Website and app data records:
▼

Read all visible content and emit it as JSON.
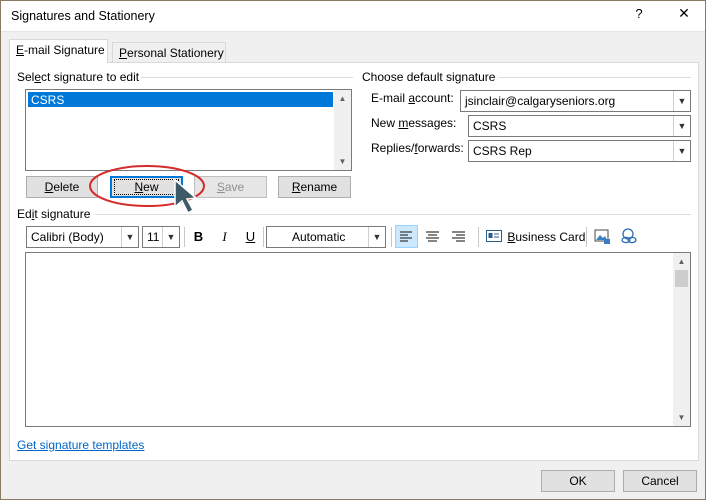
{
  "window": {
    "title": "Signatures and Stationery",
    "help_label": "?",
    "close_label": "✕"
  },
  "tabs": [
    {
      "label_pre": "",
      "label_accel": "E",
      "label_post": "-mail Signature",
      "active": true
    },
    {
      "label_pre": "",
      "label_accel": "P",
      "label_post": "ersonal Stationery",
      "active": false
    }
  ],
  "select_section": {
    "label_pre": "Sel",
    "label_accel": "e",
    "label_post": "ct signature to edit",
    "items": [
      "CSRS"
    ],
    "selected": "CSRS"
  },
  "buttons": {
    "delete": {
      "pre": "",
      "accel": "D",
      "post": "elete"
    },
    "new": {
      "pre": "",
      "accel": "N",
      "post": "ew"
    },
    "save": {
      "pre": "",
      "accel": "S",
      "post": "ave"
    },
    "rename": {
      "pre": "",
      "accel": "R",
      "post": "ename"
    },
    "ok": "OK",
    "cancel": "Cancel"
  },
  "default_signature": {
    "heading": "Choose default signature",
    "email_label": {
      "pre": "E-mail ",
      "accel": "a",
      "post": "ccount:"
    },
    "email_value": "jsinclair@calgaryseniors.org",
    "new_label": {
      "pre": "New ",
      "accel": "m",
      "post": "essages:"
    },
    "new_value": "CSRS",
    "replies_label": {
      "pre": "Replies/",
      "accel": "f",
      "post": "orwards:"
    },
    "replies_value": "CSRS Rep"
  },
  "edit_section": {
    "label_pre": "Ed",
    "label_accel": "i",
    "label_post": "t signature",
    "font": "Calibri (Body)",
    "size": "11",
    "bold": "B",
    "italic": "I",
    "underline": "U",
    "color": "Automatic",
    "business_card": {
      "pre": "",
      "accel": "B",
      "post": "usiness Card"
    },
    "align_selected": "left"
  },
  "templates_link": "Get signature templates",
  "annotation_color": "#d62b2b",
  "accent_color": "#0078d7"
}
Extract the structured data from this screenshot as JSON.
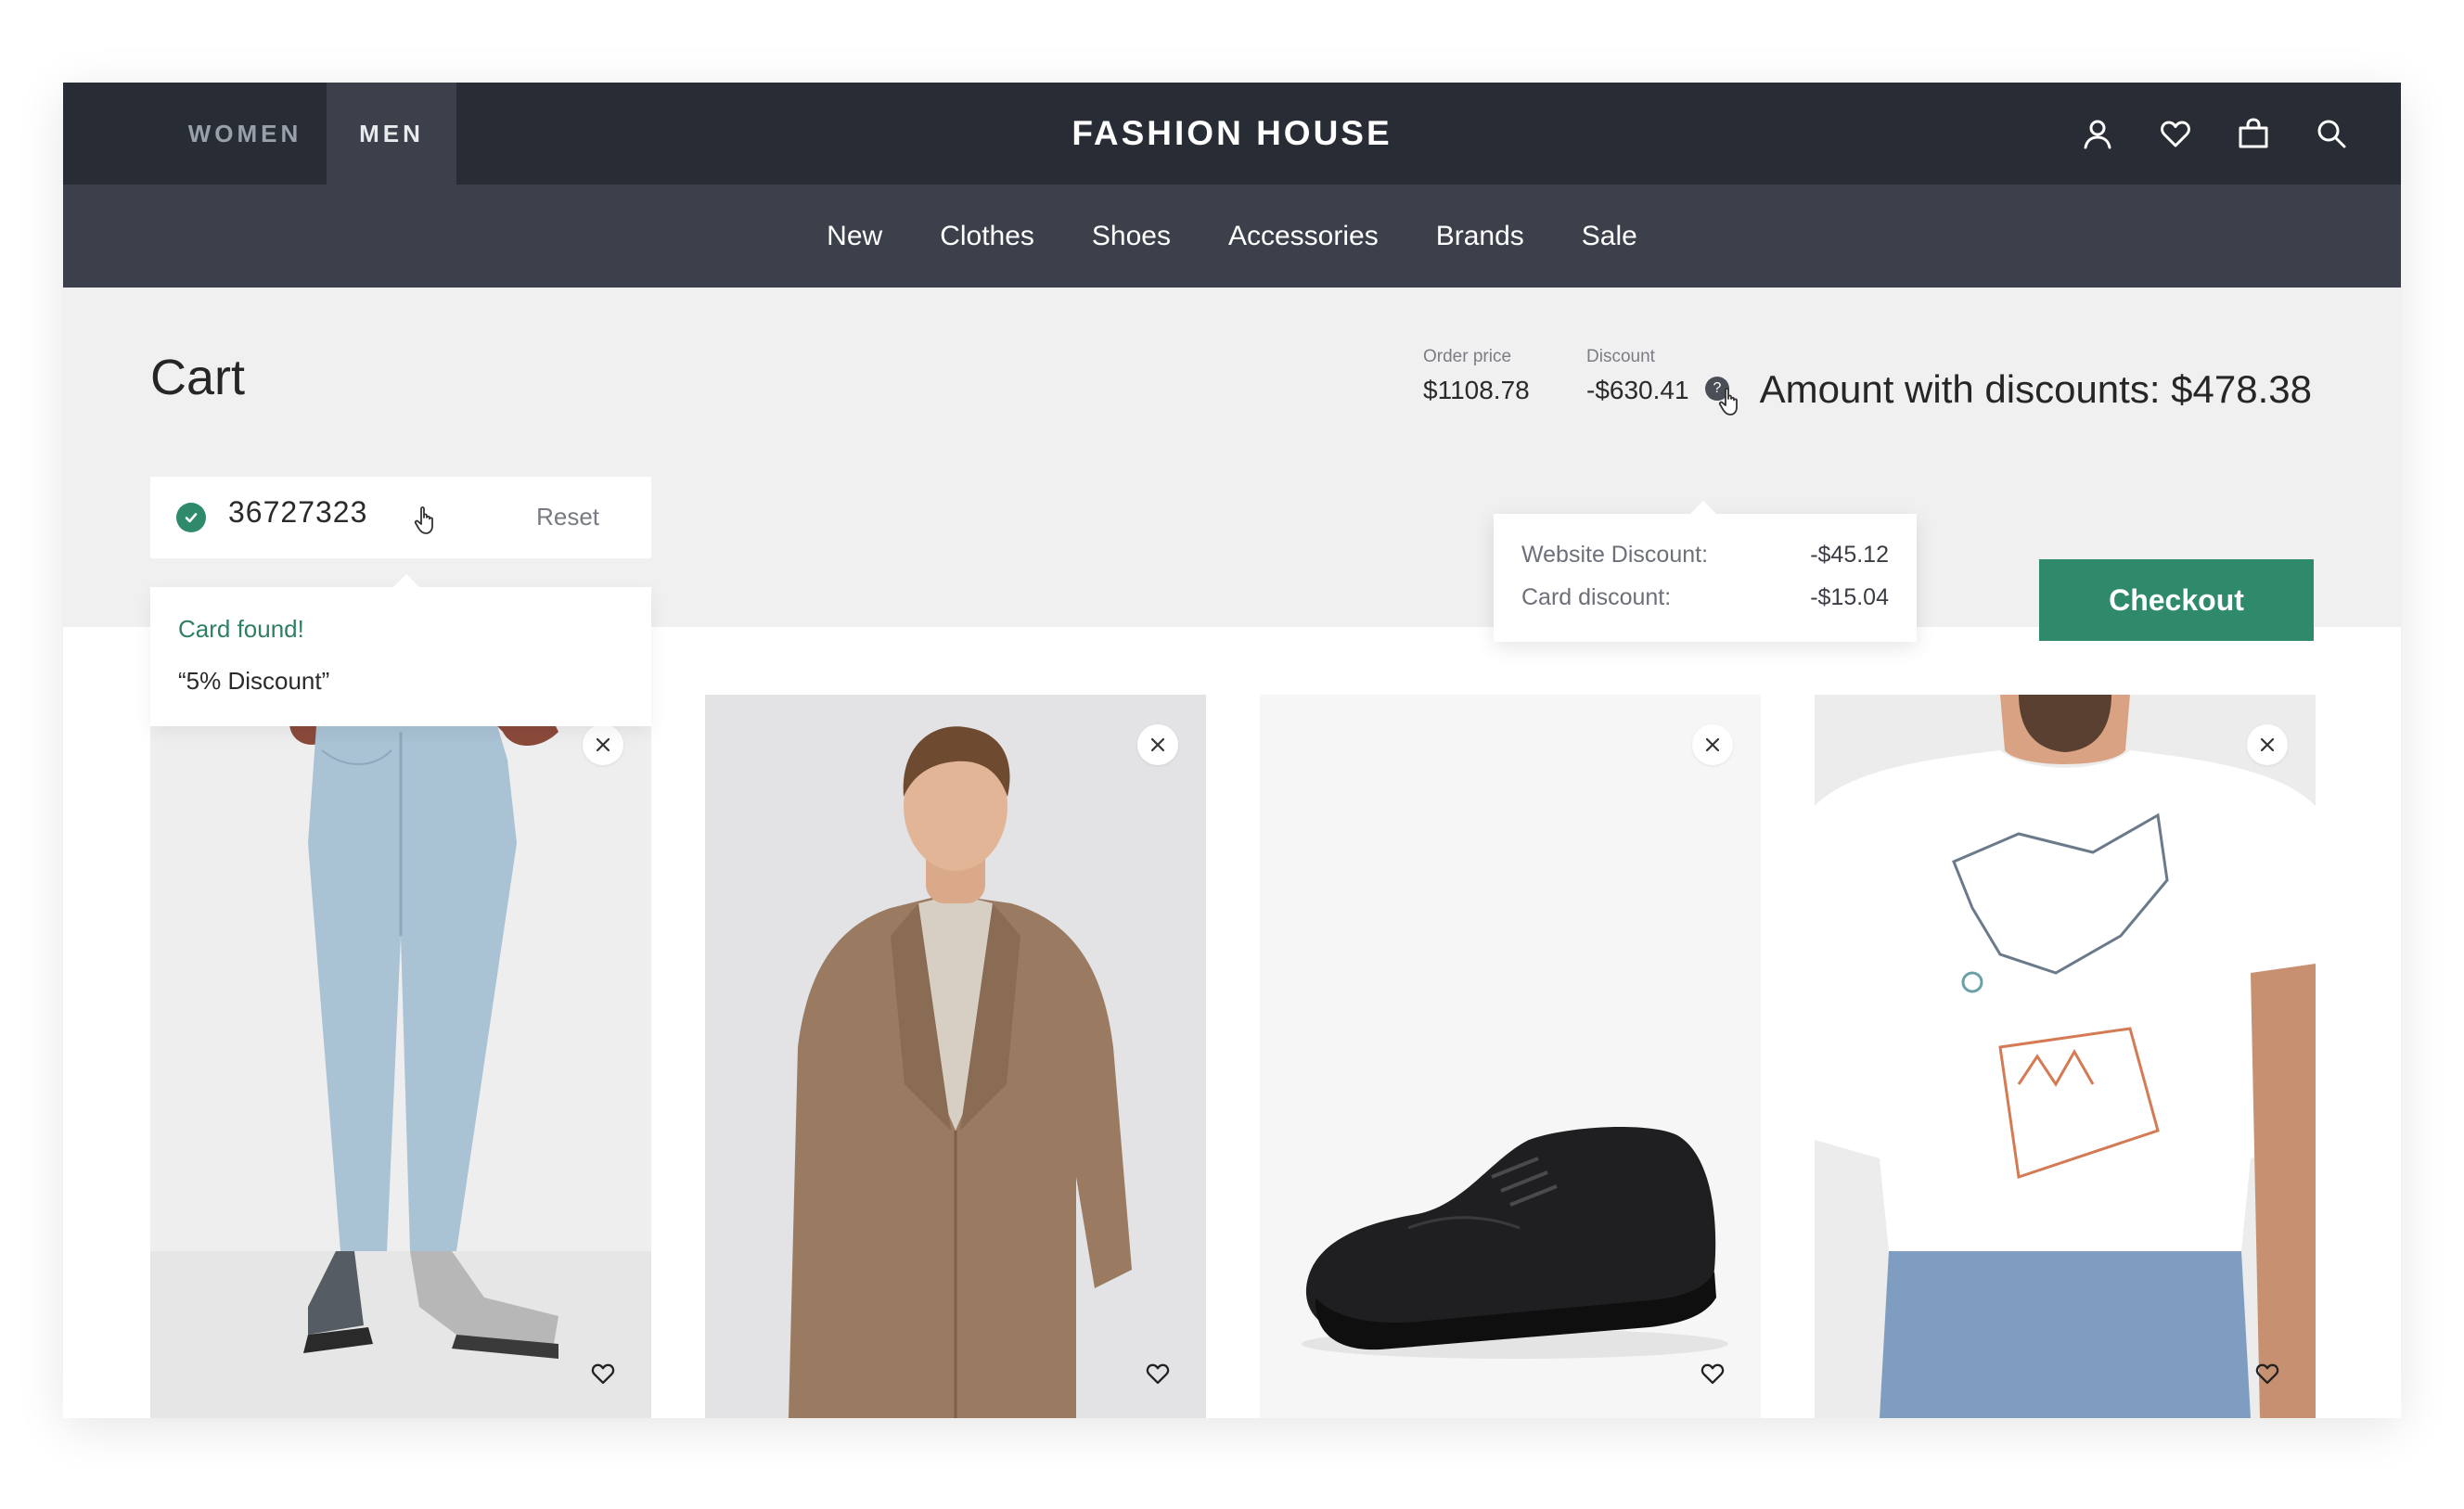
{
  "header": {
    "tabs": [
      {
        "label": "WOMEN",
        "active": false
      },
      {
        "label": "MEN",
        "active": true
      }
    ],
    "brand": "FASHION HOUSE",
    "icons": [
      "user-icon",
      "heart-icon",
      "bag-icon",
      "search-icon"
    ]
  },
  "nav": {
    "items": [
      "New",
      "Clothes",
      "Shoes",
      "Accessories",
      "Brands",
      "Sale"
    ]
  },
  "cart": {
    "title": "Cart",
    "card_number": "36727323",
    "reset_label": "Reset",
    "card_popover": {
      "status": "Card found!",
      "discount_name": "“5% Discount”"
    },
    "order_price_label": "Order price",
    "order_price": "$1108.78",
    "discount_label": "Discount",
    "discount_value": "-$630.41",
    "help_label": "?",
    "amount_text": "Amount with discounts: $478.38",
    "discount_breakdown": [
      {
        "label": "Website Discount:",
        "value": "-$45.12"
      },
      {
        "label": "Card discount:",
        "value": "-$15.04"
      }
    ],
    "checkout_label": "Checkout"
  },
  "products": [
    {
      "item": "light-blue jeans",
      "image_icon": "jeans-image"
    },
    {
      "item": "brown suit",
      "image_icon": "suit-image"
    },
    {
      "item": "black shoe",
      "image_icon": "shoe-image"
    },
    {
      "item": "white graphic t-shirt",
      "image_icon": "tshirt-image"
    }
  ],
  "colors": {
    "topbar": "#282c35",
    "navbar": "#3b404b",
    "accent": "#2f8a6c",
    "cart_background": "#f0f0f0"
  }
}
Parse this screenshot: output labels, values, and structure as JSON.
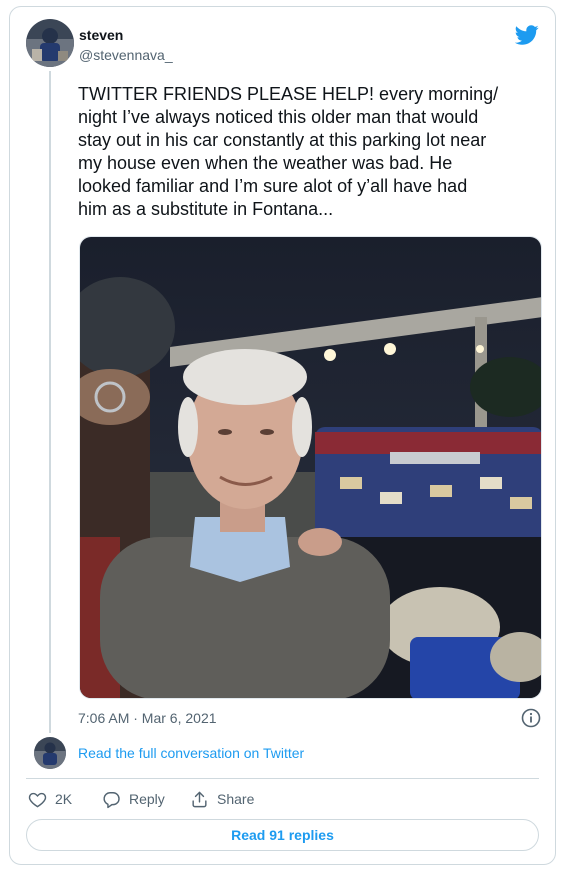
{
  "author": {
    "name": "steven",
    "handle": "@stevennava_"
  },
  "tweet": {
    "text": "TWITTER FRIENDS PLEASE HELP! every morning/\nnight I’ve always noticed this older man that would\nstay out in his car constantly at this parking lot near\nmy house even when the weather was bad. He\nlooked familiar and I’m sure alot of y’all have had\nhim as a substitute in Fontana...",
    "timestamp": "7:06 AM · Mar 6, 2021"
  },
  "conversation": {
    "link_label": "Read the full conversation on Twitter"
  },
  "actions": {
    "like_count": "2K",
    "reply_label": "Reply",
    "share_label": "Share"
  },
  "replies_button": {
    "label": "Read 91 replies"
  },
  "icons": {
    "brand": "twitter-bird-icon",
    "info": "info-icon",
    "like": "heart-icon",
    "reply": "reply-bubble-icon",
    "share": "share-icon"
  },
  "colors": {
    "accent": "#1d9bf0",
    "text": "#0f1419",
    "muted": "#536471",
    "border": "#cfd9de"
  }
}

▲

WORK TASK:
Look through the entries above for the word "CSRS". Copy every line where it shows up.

RESPONSE BELOW:
      "CSRS"
    "selected": "CSRS"
    "new_value": "CSRS",
    "replies_value": "CSRS Rep"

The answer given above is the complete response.